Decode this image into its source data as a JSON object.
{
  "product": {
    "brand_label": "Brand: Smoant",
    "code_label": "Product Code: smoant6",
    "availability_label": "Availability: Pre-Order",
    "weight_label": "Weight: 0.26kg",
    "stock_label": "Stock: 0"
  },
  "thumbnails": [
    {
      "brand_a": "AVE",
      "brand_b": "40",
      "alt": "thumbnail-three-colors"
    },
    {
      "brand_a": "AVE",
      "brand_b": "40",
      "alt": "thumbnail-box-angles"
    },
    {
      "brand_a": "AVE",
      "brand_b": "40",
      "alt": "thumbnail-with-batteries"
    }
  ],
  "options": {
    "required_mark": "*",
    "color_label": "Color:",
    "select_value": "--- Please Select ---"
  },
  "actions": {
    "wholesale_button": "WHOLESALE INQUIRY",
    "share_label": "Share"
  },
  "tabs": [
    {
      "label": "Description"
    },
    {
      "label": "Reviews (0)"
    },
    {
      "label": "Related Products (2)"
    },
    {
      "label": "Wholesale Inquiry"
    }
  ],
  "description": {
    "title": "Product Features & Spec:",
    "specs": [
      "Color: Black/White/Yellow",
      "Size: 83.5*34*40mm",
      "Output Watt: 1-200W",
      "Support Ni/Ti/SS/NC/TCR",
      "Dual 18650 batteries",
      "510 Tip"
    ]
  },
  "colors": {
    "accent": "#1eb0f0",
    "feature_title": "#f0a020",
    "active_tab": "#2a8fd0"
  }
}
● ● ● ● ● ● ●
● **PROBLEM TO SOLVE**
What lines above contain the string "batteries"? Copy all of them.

● **WRITTEN RESPONSE**
      "alt": "thumbnail-with-batteries"
      "Dual 18650 batteries",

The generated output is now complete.